═════ Material shown ═════
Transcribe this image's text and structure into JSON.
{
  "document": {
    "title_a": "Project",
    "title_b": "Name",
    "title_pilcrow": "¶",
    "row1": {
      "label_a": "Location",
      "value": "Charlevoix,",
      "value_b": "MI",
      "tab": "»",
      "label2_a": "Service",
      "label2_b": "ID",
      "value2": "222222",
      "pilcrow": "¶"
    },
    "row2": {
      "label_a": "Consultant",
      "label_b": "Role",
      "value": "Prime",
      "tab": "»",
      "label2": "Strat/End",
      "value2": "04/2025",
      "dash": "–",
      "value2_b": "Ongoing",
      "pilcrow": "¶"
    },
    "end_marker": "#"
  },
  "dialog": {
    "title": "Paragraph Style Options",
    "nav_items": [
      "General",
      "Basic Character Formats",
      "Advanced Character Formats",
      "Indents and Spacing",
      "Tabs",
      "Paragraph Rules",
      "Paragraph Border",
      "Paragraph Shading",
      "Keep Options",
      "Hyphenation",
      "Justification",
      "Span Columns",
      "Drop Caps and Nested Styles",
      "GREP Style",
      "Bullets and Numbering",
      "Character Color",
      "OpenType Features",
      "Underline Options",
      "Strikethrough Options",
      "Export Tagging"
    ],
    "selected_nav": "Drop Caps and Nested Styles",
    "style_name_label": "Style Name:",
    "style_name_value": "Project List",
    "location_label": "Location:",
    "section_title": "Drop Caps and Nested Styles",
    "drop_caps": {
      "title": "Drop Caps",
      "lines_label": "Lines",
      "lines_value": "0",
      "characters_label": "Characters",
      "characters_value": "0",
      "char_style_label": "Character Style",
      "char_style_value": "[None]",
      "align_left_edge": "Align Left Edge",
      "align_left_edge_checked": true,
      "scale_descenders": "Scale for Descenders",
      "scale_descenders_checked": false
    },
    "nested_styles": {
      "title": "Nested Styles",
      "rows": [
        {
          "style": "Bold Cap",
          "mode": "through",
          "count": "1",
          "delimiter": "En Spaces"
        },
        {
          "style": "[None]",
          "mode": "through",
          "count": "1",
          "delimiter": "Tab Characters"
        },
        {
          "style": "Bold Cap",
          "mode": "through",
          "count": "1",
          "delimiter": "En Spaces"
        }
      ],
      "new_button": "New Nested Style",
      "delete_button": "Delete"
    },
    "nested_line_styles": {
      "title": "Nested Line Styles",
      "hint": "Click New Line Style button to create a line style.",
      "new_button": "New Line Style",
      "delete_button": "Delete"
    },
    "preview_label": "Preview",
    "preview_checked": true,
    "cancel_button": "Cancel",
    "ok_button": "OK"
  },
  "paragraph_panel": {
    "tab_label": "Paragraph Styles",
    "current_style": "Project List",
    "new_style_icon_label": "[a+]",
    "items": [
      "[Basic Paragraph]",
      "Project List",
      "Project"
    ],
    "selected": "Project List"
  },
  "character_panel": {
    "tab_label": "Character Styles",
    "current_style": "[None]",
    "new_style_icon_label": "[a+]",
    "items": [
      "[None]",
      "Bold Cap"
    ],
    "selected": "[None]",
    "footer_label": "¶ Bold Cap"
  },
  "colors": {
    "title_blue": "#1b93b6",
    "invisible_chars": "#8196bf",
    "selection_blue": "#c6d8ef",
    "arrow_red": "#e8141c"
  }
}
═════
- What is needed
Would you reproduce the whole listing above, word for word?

- Finished exercise
Transcribe this image's text and structure into JSON.
{
  "document": {
    "title_a": "Project",
    "title_b": "Name",
    "title_pilcrow": "¶",
    "row1": {
      "label_a": "Location",
      "value": "Charlevoix,",
      "value_b": "MI",
      "tab": "»",
      "label2_a": "Service",
      "label2_b": "ID",
      "value2": "222222",
      "pilcrow": "¶"
    },
    "row2": {
      "label_a": "Consultant",
      "label_b": "Role",
      "value": "Prime",
      "tab": "»",
      "label2": "Strat/End",
      "value2": "04/2025",
      "dash": "–",
      "value2_b": "Ongoing",
      "pilcrow": "¶"
    },
    "end_marker": "#"
  },
  "dialog": {
    "title": "Paragraph Style Options",
    "nav_items": [
      "General",
      "Basic Character Formats",
      "Advanced Character Formats",
      "Indents and Spacing",
      "Tabs",
      "Paragraph Rules",
      "Paragraph Border",
      "Paragraph Shading",
      "Keep Options",
      "Hyphenation",
      "Justification",
      "Span Columns",
      "Drop Caps and Nested Styles",
      "GREP Style",
      "Bullets and Numbering",
      "Character Color",
      "OpenType Features",
      "Underline Options",
      "Strikethrough Options",
      "Export Tagging"
    ],
    "selected_nav": "Drop Caps and Nested Styles",
    "style_name_label": "Style Name:",
    "style_name_value": "Project List",
    "location_label": "Location:",
    "section_title": "Drop Caps and Nested Styles",
    "drop_caps": {
      "title": "Drop Caps",
      "lines_label": "Lines",
      "lines_value": "0",
      "characters_label": "Characters",
      "characters_value": "0",
      "char_style_label": "Character Style",
      "char_style_value": "[None]",
      "align_left_edge": "Align Left Edge",
      "align_left_edge_checked": true,
      "scale_descenders": "Scale for Descenders",
      "scale_descenders_checked": false
    },
    "nested_styles": {
      "title": "Nested Styles",
      "rows": [
        {
          "style": "Bold Cap",
          "mode": "through",
          "count": "1",
          "delimiter": "En Spaces"
        },
        {
          "style": "[None]",
          "mode": "through",
          "count": "1",
          "delimiter": "Tab Characters"
        },
        {
          "style": "Bold Cap",
          "mode": "through",
          "count": "1",
          "delimiter": "En Spaces"
        }
      ],
      "new_button": "New Nested Style",
      "delete_button": "Delete"
    },
    "nested_line_styles": {
      "title": "Nested Line Styles",
      "hint": "Click New Line Style button to create a line style.",
      "new_button": "New Line Style",
      "delete_button": "Delete"
    },
    "preview_label": "Preview",
    "preview_checked": true,
    "cancel_button": "Cancel",
    "ok_button": "OK"
  },
  "paragraph_panel": {
    "tab_label": "Paragraph Styles",
    "current_style": "Project List",
    "new_style_icon_label": "[a+]",
    "items": [
      "[Basic Paragraph]",
      "Project List",
      "Project"
    ],
    "selected": "Project List"
  },
  "character_panel": {
    "tab_label": "Character Styles",
    "current_style": "[None]",
    "new_style_icon_label": "[a+]",
    "items": [
      "[None]",
      "Bold Cap"
    ],
    "selected": "[None]",
    "footer_label": "¶ Bold Cap"
  },
  "colors": {
    "title_blue": "#1b93b6",
    "invisible_chars": "#8196bf",
    "selection_blue": "#c6d8ef",
    "arrow_red": "#e8141c"
  }
}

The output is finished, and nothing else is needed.